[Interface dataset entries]
▼▼▼
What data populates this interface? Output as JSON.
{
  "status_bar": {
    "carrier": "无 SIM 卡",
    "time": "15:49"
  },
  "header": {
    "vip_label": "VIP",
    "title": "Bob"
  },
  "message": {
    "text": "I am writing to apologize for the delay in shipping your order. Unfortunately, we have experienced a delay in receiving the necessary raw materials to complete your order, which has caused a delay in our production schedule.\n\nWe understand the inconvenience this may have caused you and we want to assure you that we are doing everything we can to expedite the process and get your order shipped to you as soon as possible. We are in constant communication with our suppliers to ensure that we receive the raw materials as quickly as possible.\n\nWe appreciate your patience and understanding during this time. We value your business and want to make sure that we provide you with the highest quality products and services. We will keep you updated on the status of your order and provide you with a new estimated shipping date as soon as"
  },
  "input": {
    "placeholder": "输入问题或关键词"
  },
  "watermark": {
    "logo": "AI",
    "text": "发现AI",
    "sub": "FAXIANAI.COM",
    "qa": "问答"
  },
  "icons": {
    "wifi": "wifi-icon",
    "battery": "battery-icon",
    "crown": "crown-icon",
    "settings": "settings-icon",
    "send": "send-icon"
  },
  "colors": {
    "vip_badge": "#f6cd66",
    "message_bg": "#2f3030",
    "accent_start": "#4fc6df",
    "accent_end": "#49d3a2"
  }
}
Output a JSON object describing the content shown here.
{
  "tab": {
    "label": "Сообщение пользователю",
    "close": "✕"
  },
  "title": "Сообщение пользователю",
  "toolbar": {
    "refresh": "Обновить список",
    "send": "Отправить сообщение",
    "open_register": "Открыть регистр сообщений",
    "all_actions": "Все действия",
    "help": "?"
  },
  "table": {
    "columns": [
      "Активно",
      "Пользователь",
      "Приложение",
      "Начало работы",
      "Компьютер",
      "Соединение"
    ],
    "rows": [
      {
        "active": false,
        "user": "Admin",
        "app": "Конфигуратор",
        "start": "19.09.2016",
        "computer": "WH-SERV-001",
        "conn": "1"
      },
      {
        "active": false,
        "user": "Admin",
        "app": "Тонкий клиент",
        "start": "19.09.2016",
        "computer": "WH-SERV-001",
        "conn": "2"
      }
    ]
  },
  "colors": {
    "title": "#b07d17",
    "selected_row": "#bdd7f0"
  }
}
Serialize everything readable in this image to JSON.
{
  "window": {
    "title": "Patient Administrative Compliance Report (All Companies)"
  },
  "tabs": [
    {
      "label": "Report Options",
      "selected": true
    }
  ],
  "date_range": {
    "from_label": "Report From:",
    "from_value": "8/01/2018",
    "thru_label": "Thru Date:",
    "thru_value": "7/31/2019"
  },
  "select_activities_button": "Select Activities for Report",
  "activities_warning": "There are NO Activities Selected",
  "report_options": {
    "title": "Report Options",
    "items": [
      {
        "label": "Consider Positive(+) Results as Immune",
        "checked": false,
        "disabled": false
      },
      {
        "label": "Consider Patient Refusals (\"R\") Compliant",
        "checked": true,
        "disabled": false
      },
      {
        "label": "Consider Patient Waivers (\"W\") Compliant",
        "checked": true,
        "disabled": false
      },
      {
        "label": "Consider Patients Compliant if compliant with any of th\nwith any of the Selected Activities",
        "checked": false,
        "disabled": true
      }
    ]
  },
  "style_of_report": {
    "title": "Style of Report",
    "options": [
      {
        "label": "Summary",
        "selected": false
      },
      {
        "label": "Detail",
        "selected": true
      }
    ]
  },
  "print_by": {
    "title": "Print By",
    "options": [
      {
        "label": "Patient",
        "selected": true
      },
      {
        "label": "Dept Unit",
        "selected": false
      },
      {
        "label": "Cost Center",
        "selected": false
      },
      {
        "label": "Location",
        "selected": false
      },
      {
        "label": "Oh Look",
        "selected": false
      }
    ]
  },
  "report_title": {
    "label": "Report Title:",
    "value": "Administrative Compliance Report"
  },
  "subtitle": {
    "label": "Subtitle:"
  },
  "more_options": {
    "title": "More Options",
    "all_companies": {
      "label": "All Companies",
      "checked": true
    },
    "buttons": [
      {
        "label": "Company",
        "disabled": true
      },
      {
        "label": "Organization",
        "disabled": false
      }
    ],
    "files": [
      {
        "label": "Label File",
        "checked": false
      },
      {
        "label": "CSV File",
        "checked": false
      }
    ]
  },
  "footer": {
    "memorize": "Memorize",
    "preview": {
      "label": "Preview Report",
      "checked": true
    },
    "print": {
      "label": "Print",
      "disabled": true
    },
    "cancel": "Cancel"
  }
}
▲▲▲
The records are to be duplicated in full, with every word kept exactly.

What data populates this interface? Output as JSON.
{
  "status_bar": {
    "carrier": "无 SIM 卡",
    "time": "15:49"
  },
  "header": {
    "vip_label": "VIP",
    "title": "Bob"
  },
  "message": {
    "text": "I am writing to apologize for the delay in shipping your order. Unfortunately, we have experienced a delay in receiving the necessary raw materials to complete your order, which has caused a delay in our production schedule.\n\nWe understand the inconvenience this may have caused you and we want to assure you that we are doing everything we can to expedite the process and get your order shipped to you as soon as possible. We are in constant communication with our suppliers to ensure that we receive the raw materials as quickly as possible.\n\nWe appreciate your patience and understanding during this time. We value your business and want to make sure that we provide you with the highest quality products and services. We will keep you updated on the status of your order and provide you with a new estimated shipping date as soon as"
  },
  "input": {
    "placeholder": "输入问题或关键词"
  },
  "watermark": {
    "logo": "AI",
    "text": "发现AI",
    "sub": "FAXIANAI.COM",
    "qa": "问答"
  },
  "icons": {
    "wifi": "wifi-icon",
    "battery": "battery-icon",
    "crown": "crown-icon",
    "settings": "settings-icon",
    "send": "send-icon"
  },
  "colors": {
    "vip_badge": "#f6cd66",
    "message_bg": "#2f3030",
    "accent_start": "#4fc6df",
    "accent_end": "#49d3a2"
  }
}
Output a JSON object describing the content shown here.
{
  "tab": {
    "label": "Сообщение пользователю",
    "close": "✕"
  },
  "title": "Сообщение пользователю",
  "toolbar": {
    "refresh": "Обновить список",
    "send": "Отправить сообщение",
    "open_register": "Открыть регистр сообщений",
    "all_actions": "Все действия",
    "help": "?"
  },
  "table": {
    "columns": [
      "Активно",
      "Пользователь",
      "Приложение",
      "Начало работы",
      "Компьютер",
      "Соединение"
    ],
    "rows": [
      {
        "active": false,
        "user": "Admin",
        "app": "Конфигуратор",
        "start": "19.09.2016",
        "computer": "WH-SERV-001",
        "conn": "1"
      },
      {
        "active": false,
        "user": "Admin",
        "app": "Тонкий клиент",
        "start": "19.09.2016",
        "computer": "WH-SERV-001",
        "conn": "2"
      }
    ]
  },
  "colors": {
    "title": "#b07d17",
    "selected_row": "#bdd7f0"
  }
}
Serialize everything readable in this image to JSON.
{
  "window": {
    "title": "Patient Administrative Compliance Report (All Companies)"
  },
  "tabs": [
    {
      "label": "Report Options",
      "selected": true
    }
  ],
  "date_range": {
    "from_label": "Report From:",
    "from_value": "8/01/2018",
    "thru_label": "Thru Date:",
    "thru_value": "7/31/2019"
  },
  "select_activities_button": "Select Activities for Report",
  "activities_warning": "There are NO Activities Selected",
  "report_options": {
    "title": "Report Options",
    "items": [
      {
        "label": "Consider Positive(+) Results as Immune",
        "checked": false,
        "disabled": false
      },
      {
        "label": "Consider Patient Refusals (\"R\") Compliant",
        "checked": true,
        "disabled": false
      },
      {
        "label": "Consider Patient Waivers (\"W\") Compliant",
        "checked": true,
        "disabled": false
      },
      {
        "label": "Consider Patients Compliant if compliant with any of th\nwith any of the Selected Activities",
        "checked": false,
        "disabled": true
      }
    ]
  },
  "style_of_report": {
    "title": "Style of Report",
    "options": [
      {
        "label": "Summary",
        "selected": false
      },
      {
        "label": "Detail",
        "selected": true
      }
    ]
  },
  "print_by": {
    "title": "Print By",
    "options": [
      {
        "label": "Patient",
        "selected": true
      },
      {
        "label": "Dept Unit",
        "selected": false
      },
      {
        "label": "Cost Center",
        "selected": false
      },
      {
        "label": "Location",
        "selected": false
      },
      {
        "label": "Oh Look",
        "selected": false
      }
    ]
  },
  "report_title": {
    "label": "Report Title:",
    "value": "Administrative Compliance Report"
  },
  "subtitle": {
    "label": "Subtitle:"
  },
  "more_options": {
    "title": "More Options",
    "all_companies": {
      "label": "All Companies",
      "checked": true
    },
    "buttons": [
      {
        "label": "Company",
        "disabled": true
      },
      {
        "label": "Organization",
        "disabled": false
      }
    ],
    "files": [
      {
        "label": "Label File",
        "checked": false
      },
      {
        "label": "CSV File",
        "checked": false
      }
    ]
  },
  "footer": {
    "memorize": "Memorize",
    "preview": {
      "label": "Preview Report",
      "checked": true
    },
    "print": {
      "label": "Print",
      "disabled": true
    },
    "cancel": "Cancel"
  }
}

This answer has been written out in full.